Tell how many lines in the records contain the word "title"; the number alone is the answer.

(Beginning of Provided material)

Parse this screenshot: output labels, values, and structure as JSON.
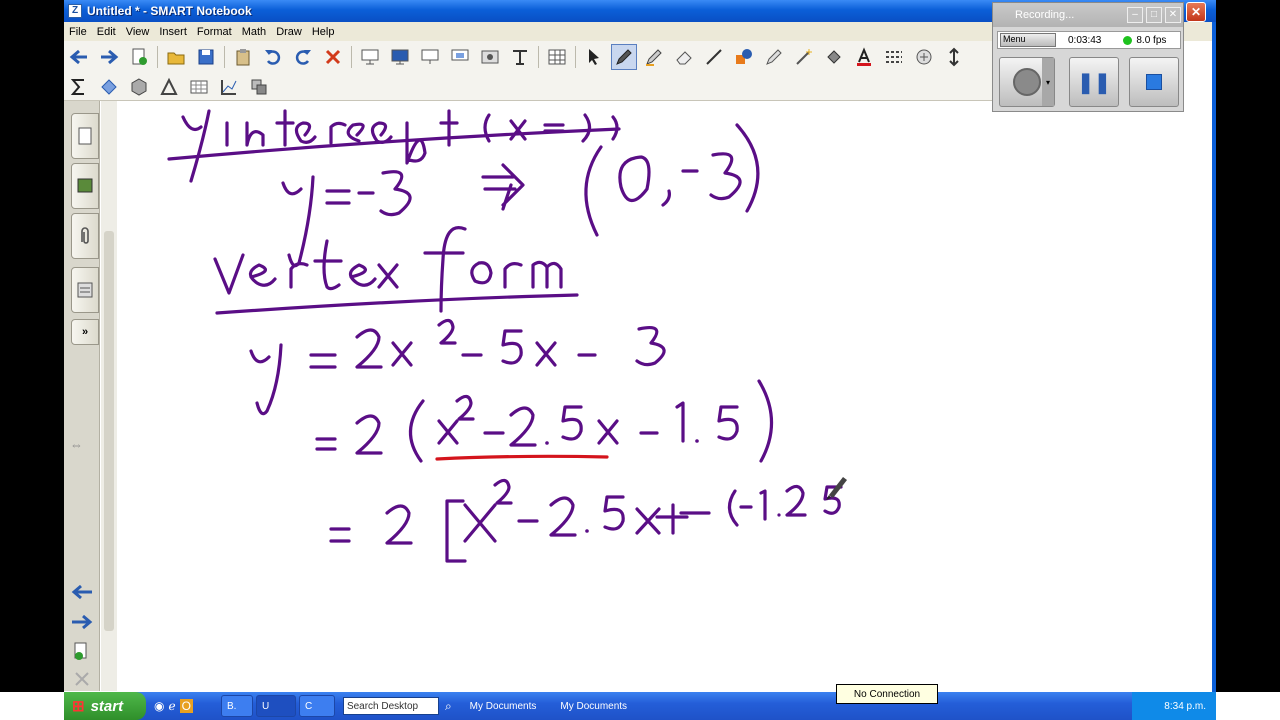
{
  "window": {
    "title": "Untitled * - SMART Notebook"
  },
  "menu": [
    "File",
    "Edit",
    "View",
    "Insert",
    "Format",
    "Math",
    "Draw",
    "Help"
  ],
  "toolbar1": [
    "back-arrow-icon",
    "forward-arrow-icon",
    "add-page-icon",
    "open-folder-icon",
    "save-icon",
    "paste-icon",
    "undo-icon",
    "redo-icon",
    "delete-icon",
    "screen-shade-icon",
    "full-screen-icon",
    "dual-display-icon",
    "capture-icon",
    "document-camera-icon",
    "table-icon",
    "select-icon",
    "pen-icon",
    "creative-pen-icon",
    "eraser-icon",
    "line-icon",
    "shape-icon",
    "magic-pen-icon",
    "fill-icon",
    "text-icon",
    "properties-icon",
    "move-toolbar-icon"
  ],
  "toolbar2": [
    "sigma-icon",
    "shape-recognition-icon",
    "3d-icon",
    "geometry-icon",
    "measure-icon",
    "graph-icon",
    "tools-icon"
  ],
  "recorder": {
    "title": "Recording...",
    "menu_label": "Menu",
    "elapsed": "0:03:43",
    "fps": "8.0 fps",
    "colors": {
      "ink": "#5a0e86",
      "underline": "#d4141c",
      "fps_dot": "#1ec21e"
    }
  },
  "taskbar": {
    "start_label": "start",
    "tasks": [
      {
        "label": "B."
      },
      {
        "label": "U"
      },
      {
        "label": "C"
      }
    ],
    "search_placeholder": "Search Desktop",
    "folders": [
      "My Documents",
      "My Documents"
    ],
    "tooltip": "No Connection",
    "clock": "8:34 p.m."
  }
}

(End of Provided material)

* Exercise output *
2